BRIGHTON, England (Reuters) - Opposition Labour Party leader Jeremy Corbyn called on Prime Minister Boris Johnson on Tuesday to resign, but said he would not press for a new election until he was sure Britain would not leave the European Union without a deal.
Corbyn said he would do all he could to ensure that Johnson takes a so-called no-deal Brexit “off the table”, setting up an uncomfortable showdown for the prime minister, who insisted he would still oversee Britain’s departure on Oct. 31.
A Supreme Court ruling that Johnson’s move to suspend parliament was unlawful has set up a standoff on Wednesday, when lawmakers will return to Westminster and try to force the prime minister to reveal his plans and rule out a no-deal Brexit.
Corbyn said Johnson’s government would be held to account.
“Tomorrow parliament will return. The government will be held to account for what it has done. Boris Johnson has been found to have misled the country. This unelected prime minister should now resign,” Corbyn told his party’s annual conference in the English seaside resort of Brighton.
To thunderous applause, standing ovations and shouts of “Johnson out!”, Corbyn said: “That would make him the shortest serving British prime minister in history and rightly so. His is a born-to-rule government of the entitled who believe that the rules they set for everyone else don’t apply to them.”
The mood in the hall was enthusiastic - a sharp contrast from a day earlier when Corbyn was criticised by some pro-EU lawmakers for pushing through his Brexit strategy - to try to win an election, and then hold a special conference to determine how Labour should campaign in any second referendum.
Corbyn is just one of several opposition lawmakers to increase the pressure on Johnson, whose hardline strategy to take Britain out of the European Union, with or without a deal, on Oct. 31 appeared to be unravelling after the court ruling.
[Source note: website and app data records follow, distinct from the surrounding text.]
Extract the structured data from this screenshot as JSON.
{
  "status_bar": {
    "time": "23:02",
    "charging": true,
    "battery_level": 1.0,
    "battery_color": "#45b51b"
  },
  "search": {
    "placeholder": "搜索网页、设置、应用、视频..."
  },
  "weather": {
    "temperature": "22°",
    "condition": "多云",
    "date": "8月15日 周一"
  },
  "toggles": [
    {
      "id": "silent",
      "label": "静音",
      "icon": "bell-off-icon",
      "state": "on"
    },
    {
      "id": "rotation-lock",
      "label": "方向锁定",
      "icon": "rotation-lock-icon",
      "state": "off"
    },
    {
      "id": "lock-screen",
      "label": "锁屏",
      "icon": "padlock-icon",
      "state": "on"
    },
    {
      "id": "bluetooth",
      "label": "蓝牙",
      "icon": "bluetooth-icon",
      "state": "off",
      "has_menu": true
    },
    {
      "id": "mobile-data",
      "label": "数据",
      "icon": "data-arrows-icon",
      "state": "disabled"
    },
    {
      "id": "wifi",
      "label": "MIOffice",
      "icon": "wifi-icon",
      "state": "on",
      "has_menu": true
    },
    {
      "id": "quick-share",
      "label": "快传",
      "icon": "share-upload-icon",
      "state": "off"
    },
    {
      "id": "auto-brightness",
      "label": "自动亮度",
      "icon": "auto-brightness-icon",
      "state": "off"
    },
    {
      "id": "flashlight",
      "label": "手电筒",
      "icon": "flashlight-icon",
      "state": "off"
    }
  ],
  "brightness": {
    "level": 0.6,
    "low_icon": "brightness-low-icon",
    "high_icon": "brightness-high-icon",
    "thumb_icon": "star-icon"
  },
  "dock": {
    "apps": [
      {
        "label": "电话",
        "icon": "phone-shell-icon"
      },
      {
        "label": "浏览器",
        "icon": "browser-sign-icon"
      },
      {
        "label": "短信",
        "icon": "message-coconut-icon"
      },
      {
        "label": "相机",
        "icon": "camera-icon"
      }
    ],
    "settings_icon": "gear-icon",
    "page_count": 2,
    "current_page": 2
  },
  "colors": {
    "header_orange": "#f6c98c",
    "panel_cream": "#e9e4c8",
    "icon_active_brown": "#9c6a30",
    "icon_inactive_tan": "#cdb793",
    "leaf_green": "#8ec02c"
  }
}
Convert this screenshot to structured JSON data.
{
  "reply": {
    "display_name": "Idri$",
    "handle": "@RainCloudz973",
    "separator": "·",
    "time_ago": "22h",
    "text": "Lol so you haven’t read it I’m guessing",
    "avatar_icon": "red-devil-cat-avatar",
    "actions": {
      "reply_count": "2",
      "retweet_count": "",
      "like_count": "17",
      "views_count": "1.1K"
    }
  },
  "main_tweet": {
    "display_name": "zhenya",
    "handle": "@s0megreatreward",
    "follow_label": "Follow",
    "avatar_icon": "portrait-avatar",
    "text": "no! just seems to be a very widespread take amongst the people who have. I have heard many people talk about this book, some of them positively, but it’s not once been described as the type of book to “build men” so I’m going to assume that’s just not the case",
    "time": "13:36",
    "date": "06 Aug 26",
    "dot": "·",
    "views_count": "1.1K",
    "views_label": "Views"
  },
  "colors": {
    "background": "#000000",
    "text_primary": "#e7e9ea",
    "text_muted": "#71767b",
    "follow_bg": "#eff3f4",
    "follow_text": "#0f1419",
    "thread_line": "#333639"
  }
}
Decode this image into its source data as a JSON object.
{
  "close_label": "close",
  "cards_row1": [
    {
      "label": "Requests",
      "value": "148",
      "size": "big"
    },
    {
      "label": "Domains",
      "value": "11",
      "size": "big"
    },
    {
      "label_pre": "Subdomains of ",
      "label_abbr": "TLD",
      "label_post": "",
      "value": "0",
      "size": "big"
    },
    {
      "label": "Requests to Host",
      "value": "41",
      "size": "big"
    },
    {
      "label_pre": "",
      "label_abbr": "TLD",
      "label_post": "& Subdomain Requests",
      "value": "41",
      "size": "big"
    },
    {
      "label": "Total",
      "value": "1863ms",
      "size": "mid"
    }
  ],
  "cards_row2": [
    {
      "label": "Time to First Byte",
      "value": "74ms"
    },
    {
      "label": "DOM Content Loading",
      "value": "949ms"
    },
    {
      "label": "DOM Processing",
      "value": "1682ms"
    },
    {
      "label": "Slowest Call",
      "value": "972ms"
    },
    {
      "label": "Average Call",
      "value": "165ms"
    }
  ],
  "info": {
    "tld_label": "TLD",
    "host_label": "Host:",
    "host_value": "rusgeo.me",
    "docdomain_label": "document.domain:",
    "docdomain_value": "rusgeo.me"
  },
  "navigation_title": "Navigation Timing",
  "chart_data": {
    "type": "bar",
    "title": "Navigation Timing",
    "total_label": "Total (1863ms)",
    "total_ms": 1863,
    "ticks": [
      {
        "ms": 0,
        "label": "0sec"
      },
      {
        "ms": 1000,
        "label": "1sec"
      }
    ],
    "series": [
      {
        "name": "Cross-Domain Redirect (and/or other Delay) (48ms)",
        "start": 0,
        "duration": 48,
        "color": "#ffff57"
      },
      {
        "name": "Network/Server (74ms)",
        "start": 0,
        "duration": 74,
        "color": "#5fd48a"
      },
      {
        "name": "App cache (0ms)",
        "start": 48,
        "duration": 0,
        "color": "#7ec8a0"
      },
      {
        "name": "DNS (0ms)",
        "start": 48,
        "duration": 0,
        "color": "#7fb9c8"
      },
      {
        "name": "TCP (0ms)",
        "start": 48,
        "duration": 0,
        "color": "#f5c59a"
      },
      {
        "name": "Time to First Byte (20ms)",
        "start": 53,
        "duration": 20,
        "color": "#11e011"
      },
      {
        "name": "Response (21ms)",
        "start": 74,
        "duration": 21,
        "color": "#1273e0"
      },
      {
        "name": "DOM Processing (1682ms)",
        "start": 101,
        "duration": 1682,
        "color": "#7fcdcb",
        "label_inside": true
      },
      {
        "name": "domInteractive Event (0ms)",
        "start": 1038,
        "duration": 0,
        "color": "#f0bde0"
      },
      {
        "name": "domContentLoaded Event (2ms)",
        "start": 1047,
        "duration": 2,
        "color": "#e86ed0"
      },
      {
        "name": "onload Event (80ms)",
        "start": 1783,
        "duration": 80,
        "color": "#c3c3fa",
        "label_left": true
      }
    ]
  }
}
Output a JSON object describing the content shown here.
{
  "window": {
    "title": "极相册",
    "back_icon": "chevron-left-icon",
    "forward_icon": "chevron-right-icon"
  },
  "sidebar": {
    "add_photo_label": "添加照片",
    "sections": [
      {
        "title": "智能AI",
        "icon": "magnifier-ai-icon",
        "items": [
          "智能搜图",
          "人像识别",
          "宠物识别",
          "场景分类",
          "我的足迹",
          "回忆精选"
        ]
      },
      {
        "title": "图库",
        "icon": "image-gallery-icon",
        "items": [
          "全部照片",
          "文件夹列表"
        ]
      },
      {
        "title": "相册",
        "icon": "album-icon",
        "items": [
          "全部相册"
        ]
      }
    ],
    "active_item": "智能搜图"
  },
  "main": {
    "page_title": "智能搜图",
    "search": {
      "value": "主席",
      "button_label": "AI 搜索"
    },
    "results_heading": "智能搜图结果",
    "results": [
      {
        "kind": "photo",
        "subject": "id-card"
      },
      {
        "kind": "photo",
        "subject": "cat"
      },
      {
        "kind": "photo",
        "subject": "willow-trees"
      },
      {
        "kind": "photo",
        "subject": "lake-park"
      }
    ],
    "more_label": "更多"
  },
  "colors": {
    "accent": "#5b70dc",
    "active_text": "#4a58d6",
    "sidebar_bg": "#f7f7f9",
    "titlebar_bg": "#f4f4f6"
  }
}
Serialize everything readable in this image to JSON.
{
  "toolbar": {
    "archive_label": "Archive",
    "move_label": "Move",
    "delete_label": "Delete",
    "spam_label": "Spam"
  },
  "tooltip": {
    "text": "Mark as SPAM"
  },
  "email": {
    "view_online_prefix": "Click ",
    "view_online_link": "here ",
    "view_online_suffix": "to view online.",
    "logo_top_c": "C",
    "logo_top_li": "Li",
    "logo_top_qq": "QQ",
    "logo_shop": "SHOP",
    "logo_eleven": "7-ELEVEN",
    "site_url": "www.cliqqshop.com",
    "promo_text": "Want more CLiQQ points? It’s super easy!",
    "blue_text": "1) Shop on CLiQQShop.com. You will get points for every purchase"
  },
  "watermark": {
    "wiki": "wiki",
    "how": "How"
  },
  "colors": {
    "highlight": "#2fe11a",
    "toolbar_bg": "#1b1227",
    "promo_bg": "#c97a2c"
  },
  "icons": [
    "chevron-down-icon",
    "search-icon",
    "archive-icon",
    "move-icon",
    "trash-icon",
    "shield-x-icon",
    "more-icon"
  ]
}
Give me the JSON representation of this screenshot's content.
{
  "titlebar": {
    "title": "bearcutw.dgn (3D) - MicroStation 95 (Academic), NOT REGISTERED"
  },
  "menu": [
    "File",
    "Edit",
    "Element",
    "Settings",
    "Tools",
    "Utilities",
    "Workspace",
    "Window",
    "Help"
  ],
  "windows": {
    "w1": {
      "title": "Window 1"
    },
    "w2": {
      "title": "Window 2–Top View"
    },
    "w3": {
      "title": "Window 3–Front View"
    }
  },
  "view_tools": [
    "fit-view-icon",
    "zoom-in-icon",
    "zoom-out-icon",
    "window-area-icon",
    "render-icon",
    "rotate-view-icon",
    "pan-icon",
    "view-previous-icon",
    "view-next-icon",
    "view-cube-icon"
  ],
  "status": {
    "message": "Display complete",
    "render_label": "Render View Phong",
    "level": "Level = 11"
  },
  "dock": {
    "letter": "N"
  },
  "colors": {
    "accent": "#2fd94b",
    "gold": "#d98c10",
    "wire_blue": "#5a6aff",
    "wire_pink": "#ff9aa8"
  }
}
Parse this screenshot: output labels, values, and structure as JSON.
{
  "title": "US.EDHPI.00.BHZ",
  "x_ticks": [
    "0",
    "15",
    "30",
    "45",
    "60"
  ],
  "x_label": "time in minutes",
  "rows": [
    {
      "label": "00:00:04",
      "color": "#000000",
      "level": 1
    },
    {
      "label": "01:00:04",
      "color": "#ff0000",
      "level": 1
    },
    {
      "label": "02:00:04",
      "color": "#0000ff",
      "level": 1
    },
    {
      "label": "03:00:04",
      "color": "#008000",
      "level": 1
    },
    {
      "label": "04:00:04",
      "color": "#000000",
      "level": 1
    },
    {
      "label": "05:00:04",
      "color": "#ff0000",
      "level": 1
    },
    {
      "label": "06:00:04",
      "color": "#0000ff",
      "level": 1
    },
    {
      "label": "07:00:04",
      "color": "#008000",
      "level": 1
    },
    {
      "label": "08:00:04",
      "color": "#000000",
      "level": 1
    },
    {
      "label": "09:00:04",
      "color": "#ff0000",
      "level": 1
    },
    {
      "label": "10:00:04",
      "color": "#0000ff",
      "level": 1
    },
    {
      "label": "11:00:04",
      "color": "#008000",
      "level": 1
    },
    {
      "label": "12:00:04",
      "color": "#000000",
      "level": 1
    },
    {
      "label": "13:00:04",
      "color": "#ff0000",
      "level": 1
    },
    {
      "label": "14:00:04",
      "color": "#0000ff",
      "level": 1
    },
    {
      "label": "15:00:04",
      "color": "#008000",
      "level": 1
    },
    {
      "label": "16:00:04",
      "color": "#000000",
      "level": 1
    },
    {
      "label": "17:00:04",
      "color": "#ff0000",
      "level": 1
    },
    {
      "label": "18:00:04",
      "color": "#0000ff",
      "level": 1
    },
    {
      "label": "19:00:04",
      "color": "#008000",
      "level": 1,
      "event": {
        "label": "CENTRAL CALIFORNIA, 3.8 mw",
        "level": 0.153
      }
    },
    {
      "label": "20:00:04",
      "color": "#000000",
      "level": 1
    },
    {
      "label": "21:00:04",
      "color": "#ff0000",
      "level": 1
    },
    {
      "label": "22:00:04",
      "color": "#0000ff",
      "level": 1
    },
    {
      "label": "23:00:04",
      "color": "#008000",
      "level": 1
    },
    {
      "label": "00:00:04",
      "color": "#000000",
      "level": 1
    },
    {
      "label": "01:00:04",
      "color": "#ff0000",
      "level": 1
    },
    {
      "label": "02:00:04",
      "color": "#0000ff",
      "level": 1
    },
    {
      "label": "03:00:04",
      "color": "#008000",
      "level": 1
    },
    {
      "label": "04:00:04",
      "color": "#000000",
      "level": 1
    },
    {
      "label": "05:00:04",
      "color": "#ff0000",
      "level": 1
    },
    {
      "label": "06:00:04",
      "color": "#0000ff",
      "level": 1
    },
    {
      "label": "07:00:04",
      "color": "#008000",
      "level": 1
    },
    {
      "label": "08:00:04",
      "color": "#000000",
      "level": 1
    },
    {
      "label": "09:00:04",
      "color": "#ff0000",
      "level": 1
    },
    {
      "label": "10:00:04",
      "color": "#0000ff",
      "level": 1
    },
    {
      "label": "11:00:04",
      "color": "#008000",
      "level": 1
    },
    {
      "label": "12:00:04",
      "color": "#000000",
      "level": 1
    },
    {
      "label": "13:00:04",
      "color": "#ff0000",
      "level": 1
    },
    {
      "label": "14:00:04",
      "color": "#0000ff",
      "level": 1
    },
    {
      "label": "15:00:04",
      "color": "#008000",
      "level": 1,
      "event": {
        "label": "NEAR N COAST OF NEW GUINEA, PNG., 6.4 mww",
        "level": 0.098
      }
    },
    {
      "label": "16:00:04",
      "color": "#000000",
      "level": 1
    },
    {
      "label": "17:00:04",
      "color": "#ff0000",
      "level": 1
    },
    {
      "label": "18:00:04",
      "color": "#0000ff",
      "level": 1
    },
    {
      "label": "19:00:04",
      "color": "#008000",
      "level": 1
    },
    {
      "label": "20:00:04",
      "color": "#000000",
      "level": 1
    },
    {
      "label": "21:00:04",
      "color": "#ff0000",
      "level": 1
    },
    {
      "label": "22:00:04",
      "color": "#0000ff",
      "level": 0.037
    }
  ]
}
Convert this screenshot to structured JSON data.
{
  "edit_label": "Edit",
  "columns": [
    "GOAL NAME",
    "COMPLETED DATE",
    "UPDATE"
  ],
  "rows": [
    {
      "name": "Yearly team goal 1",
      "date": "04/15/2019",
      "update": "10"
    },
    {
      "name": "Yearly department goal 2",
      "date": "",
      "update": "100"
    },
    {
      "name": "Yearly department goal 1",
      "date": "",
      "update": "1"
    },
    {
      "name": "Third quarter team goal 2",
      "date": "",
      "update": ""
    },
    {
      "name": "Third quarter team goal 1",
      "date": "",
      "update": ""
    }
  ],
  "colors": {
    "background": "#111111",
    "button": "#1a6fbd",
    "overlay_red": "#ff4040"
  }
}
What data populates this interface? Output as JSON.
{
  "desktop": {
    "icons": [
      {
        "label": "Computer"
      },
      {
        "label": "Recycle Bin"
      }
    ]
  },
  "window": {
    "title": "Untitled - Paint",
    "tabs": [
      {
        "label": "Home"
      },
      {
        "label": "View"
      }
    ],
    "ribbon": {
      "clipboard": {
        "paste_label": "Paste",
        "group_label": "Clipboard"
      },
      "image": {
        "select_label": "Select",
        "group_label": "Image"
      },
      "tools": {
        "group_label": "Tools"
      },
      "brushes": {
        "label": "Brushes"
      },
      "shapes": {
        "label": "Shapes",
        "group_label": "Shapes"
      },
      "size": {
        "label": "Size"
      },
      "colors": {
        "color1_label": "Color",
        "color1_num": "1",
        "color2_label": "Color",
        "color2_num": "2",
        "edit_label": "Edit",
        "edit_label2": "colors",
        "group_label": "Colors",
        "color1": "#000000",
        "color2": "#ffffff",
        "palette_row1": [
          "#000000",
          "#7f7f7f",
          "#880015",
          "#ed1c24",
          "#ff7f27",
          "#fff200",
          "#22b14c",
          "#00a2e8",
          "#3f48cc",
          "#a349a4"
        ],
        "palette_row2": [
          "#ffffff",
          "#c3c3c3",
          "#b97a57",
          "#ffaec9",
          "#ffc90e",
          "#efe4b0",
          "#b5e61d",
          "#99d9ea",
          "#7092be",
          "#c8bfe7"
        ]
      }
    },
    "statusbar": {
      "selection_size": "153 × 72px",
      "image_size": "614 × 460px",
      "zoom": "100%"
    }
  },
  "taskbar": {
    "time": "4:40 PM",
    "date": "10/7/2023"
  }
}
A spokesman for Corbyn said Labour was discussing all possible ways to force Johnson to respect a law which forces him to request a delay to Brexit if no deal is struck with Brussels at an EU summit on Oct. 17-18.
Downing Street sources said Johnson would not quit, but the prime minister will face an angry parliament on Wednesday, where lawmakers will try their utmost to prevent him from orchestrating a no-deal Brexit.
But the question is whether the opposition will be able to work together. One Labour lawmaker said the opposition party would “make him (Johnson) wriggle on his own hook” rather than move for a no confidence vote.
Corbyn again said he wanted an election, but only after parliament had ensured it can prevent a no-deal Brexit, a scenario he described as a “Trump Deal Brexit” that would leave Britain in hock to the U.S. president.
“This crisis can only be settled with a general election,” he said. “That election needs to take place as soon as this government’s threat of a disastrous no deal is taken off the table.”
In what was unashamedly a campaign speech before an election widely expected to come before the end of the year, Corbyn promised he would be a “different kind of prime minister” and urged his party to get ready to “put the people in power”.
“The Labour government I lead will take on those who really run our country - the financial speculators, tax dodgers and big polluters - so the real wealth creators, the people of this country, can have the jobs, services and futures they deserve,” he said.
“When Labour wins, the nurse wins, the pensioner wins, the student wins, the office worker wins, the engineer wins. We all win,” he said.
Corbyn said: “So obey the law, take no deal off the table, and have an election to elect a government that respects democracy, that respects the rule of law and brings power back to the people, not usurps it in the way that Boris Johnson has done.”
Reporting by Elizabeth Piper and William James; Editing by Angus MacSwan, Alison Williams and Emelia Sithole-Matarise